To Template or Not?
Choosing whether to use a website template can be a little controversial. Some website designers believe themselves to be purists and think using other peoples templates makes for a bloated website that can be difficult to maintain. Personally, I believe one of the main reasons for the introduction of CSS was to allow artistic people to handle the visual design and for technical people to handle the implementation. Besides, there are templates and there are templates – some look amazing, some look err well not so good.
For the websites are designed I’ve chosen to use templates from http://www.templatemonster.com I am not an affiliate I do love their products. What I particularly like is that after my initial consultation with a client unable to choose a selection of web designs that I think offer a good starting point. This serves two purposes, first the client can visualise what I’m trying to describe and second using a template as a starting point saves a good number of hours which translates into cost savings for the client.
Traditionally this as being any real compromise but having used several of the templates from templatemonster.com I have found them to be of a very good quality and the layout is very meaningful and obvious.
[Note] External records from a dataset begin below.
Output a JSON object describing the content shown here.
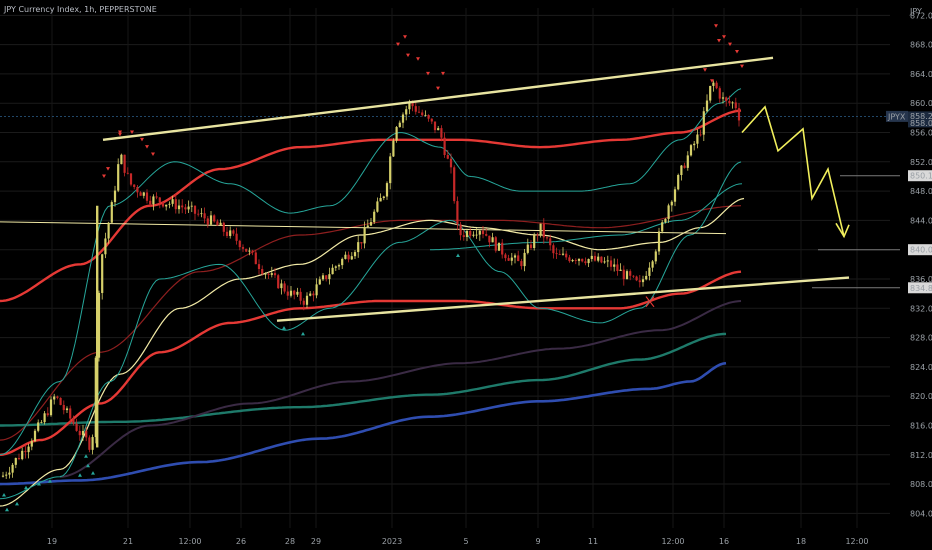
{
  "chart_data": {
    "type": "candlestick",
    "title": "JPY Currency Index, 1h, PEPPERSTONE",
    "currency": "JPY",
    "ylim": [
      802,
      873
    ],
    "y_ticks": [
      804,
      808,
      812,
      816,
      820,
      824,
      828,
      832,
      836,
      840,
      844,
      848,
      852,
      856,
      860,
      864,
      868,
      872
    ],
    "x_labels": [
      "19",
      "21",
      "12:00",
      "26",
      "28",
      "29",
      "2023",
      "5",
      "9",
      "11",
      "12:00",
      "16",
      "18",
      "12:00"
    ],
    "price_badges": [
      {
        "label": "JPYX",
        "value": "858.2",
        "kind": "symbol",
        "color": "#26354d"
      },
      {
        "value": "850.1",
        "color": "#d9d9d9"
      },
      {
        "value": "840.0",
        "color": "#d9d9d9"
      },
      {
        "value": "834.8",
        "color": "#d9d9d9"
      }
    ],
    "price_rows": [
      "858.2",
      "858.0"
    ],
    "series_colors": {
      "candle_up": "#d6d06a",
      "candle_down": "#c62828",
      "ma_red": "#e53935",
      "ma_teal": "#26a69a",
      "ma_yellow": "#f2eaa6",
      "ma_purple": "#3a2a44",
      "ma_green": "#1e7a6a",
      "ma_blue": "#2f4db0",
      "channel": "#e8e4a0",
      "projection": "#f1ef5c",
      "marker_up": "#26a69a",
      "marker_down": "#e53935"
    }
  }
}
Sure there’s always one for improvement and I will write a second blog on one area that I think requires particular attention, namely, handling navigation for flash-based websites for users that don’t have Flash installed.
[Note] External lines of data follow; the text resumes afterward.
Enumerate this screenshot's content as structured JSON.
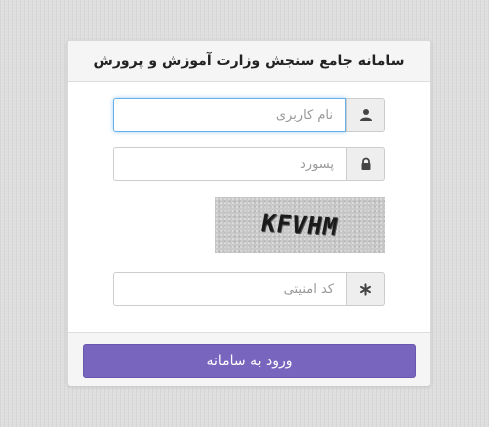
{
  "header": {
    "title": "سامانه جامع سنجش وزارت آموزش و پرورش"
  },
  "form": {
    "username": {
      "value": "",
      "placeholder": "نام کاربری",
      "icon": "user-icon"
    },
    "password": {
      "value": "",
      "placeholder": "پسورد",
      "icon": "lock-icon"
    },
    "captcha": {
      "text": "KFVHM"
    },
    "security_code": {
      "value": "",
      "placeholder": "کد امنیتی",
      "icon": "asterisk-icon"
    }
  },
  "footer": {
    "submit_label": "ورود به سامانه"
  },
  "colors": {
    "accent": "#7765be",
    "focus_border": "#66afe9",
    "addon_bg": "#eeeeee"
  }
}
These templates offer some nice visual effects and an enhanced user experience without much work required from the web designer. Nearly all of these, use Flash for the site navigation and this could be improved by allowing the page names and the button labels to be controlled via an external XML file rather than requiring a copy of Adobe Flash in order to rename pages. Whilst this is possibly just me being a little picky, I believe, this really would add value to anyone who doesn’t own a copy of Adobe Flash.
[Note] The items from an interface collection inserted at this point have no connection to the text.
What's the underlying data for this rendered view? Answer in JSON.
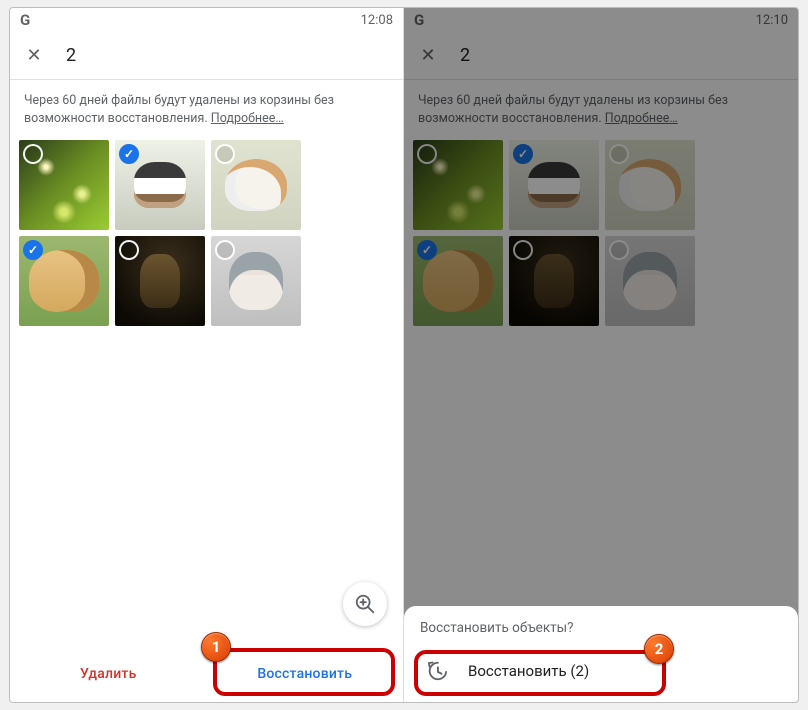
{
  "left": {
    "statusbar": {
      "logo": "G",
      "time": "12:08"
    },
    "appbar": {
      "close": "✕",
      "title": "2"
    },
    "notice": {
      "text": "Через 60 дней файлы будут удалены из корзины без возможности восстановления.",
      "more": "Подробнее…"
    },
    "thumbs": [
      {
        "name": "photo-bokeh",
        "selected": false
      },
      {
        "name": "photo-puppies",
        "selected": true
      },
      {
        "name": "photo-guinea-pig",
        "selected": false
      },
      {
        "name": "photo-golden-retriever",
        "selected": true
      },
      {
        "name": "photo-monkey",
        "selected": false
      },
      {
        "name": "photo-dog-hat",
        "selected": false
      }
    ],
    "actions": {
      "delete": "Удалить",
      "restore": "Восстановить"
    },
    "annotation_badge": "1"
  },
  "right": {
    "statusbar": {
      "logo": "G",
      "time": "12:10"
    },
    "appbar": {
      "close": "✕",
      "title": "2"
    },
    "notice": {
      "text": "Через 60 дней файлы будут удалены из корзины без возможности восстановления.",
      "more": "Подробнее…"
    },
    "sheet": {
      "title": "Восстановить объекты?",
      "action_label": "Восстановить (2)"
    },
    "annotation_badge": "2"
  },
  "icons": {
    "check": "✓",
    "zoom": "⊕"
  }
}
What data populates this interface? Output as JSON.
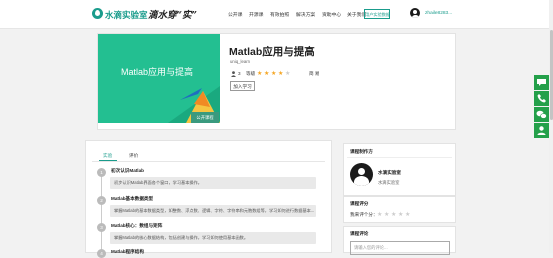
{
  "header": {
    "brand": "水滴实验室",
    "slogan": "滴水穿“实”",
    "nav": [
      "公开课",
      "开源课",
      "有效拍照",
      "解决方案",
      "资助中心",
      "关于我们"
    ],
    "sandbox_button": "用户实验数据",
    "username": "zhaile8283..."
  },
  "course": {
    "cover_title": "Matlab应用与提高",
    "cover_tag": "公开课程",
    "title": "Matlab应用与提高",
    "author": "uniq_learn",
    "learners": "3",
    "level_label": "等级",
    "stars": 4,
    "difficulty": "简 易",
    "join_button": "加入学习"
  },
  "tabs": [
    "实验",
    "评价"
  ],
  "chapters": [
    {
      "num": "1",
      "title": "初次认识Matlab",
      "desc": "初步认识Matlab界面各个窗口，学习基本操作。"
    },
    {
      "num": "2",
      "title": "Matlab基本数据类型",
      "desc": "掌握Matlab的基本数据类型，如整数、浮点数、逻辑、字符、字符串和元胞数组等，学习如何进行数据基本..."
    },
    {
      "num": "3",
      "title": "Matlab核心：数组与矩阵",
      "desc": "掌握Matlab的核心数据结构，包括创建与操作，学习如何使用基本函数。"
    },
    {
      "num": "4",
      "title": "Matlab程序结构",
      "desc": ""
    }
  ],
  "sidebar": {
    "author_panel_title": "课程制作方",
    "author_name": "水滴实验室",
    "author_org": "水滴实验室",
    "rating_panel_title": "课程评分",
    "rating_label": "我来评个分：",
    "comment_panel_title": "课程评论",
    "comment_placeholder": "请输入您的评论..."
  },
  "float_icons": [
    "chat-icon",
    "phone-icon",
    "wechat-icon",
    "profile-icon"
  ],
  "colors": {
    "accent": "#1a9c8c",
    "cover": "#23bf91",
    "float": "#24a04a",
    "star": "#f5a623"
  }
}
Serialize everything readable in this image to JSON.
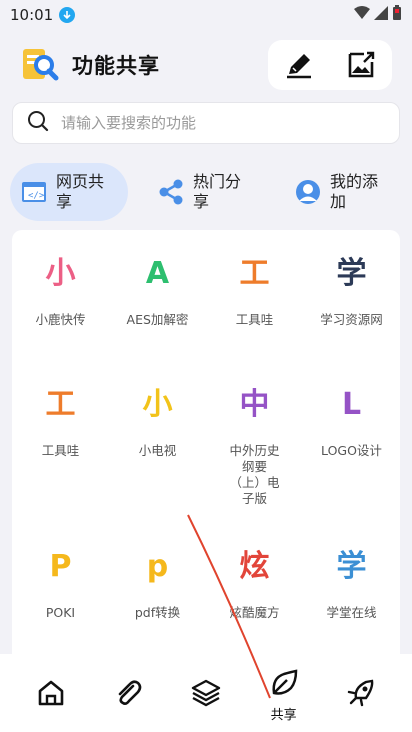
{
  "status_bar": {
    "time": "10:01",
    "download_icon": "download-icon"
  },
  "header": {
    "title": "功能共享",
    "edit_icon": "edit-pen-icon",
    "export_icon": "export-image-icon"
  },
  "search": {
    "placeholder": "请输入要搜索的功能"
  },
  "tabs": [
    {
      "label": "网页共享",
      "icon": "webpage-icon",
      "active": true
    },
    {
      "label": "热门分享",
      "icon": "share-icon",
      "active": false
    },
    {
      "label": "我的添加",
      "icon": "user-icon",
      "active": false
    }
  ],
  "grid": [
    [
      {
        "char": "小",
        "label": "小鹿快传",
        "color": "#ec5f85"
      },
      {
        "char": "A",
        "label": "AES加解密",
        "color": "#2dbf6f"
      },
      {
        "char": "工",
        "label": "工具哇",
        "color": "#ee7c2b"
      },
      {
        "char": "学",
        "label": "学习资源网",
        "color": "#2c3a57"
      }
    ],
    [
      {
        "char": "工",
        "label": "工具哇",
        "color": "#ee7c2b"
      },
      {
        "char": "小",
        "label": "小电视",
        "color": "#f2c31a"
      },
      {
        "char": "中",
        "label": "中外历史纲要（上）电子版",
        "color": "#9553c6"
      },
      {
        "char": "L",
        "label": "LOGO设计",
        "color": "#9553c6"
      }
    ],
    [
      {
        "char": "P",
        "label": "POKI",
        "color": "#f5b81c"
      },
      {
        "char": "p",
        "label": "pdf转换",
        "color": "#f5b81c"
      },
      {
        "char": "炫",
        "label": "炫酷魔方",
        "color": "#e2453a"
      },
      {
        "char": "学",
        "label": "学堂在线",
        "color": "#3b8fd4"
      }
    ]
  ],
  "bottom_nav": [
    {
      "icon": "home-icon",
      "label": ""
    },
    {
      "icon": "attachment-icon",
      "label": ""
    },
    {
      "icon": "layers-icon",
      "label": ""
    },
    {
      "icon": "leaf-share-icon",
      "label": "共享",
      "active": true
    },
    {
      "icon": "rocket-icon",
      "label": ""
    }
  ],
  "colors": {
    "accent_tab_bg": "#dbe6fb",
    "background": "#f2f2f7",
    "annotation_line": "#e0442e"
  }
}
Similarly, the templates that I have used have only had a very basic text message for when Flash is not installed. For my sites I have now amended the background CSS to allow the navigation from the non-Flash version of the website to be substituted when Flash is not installed. I’ll be writing another blog post to cover how I did that for anybody that interested.
Seperate Content from Design
One thing I particularly like about the templates I have used is that the styles.CSS has been separated from the layout so that pages are laid out in one file and the visual theme is handled in another. Maybe I’m just overly organised but I particularly like this feature. I’m not a big fan of the default page names used (because my work doing a SEO has led me to believe that the page name plays a huge part in improving your Google ranking). The first thing I do is to rename my pages; however this is pretty easy as I use Adobe Dreamweaver and it handles fixing all of my links. However, when using flash-based menus you still need to update the Flash file to point to the new page names, as I said before using an external XML file would make it much easier.
To wrap up, I really enjoy using the templates from template monster.com and would recommend them to anybody. The quality of the background CSS, the images, the layout and the overall look and feel are always of a high standard. For the price, choice and quality you can’t go wrong.
Pop over and take a look http://www.templatemonster.com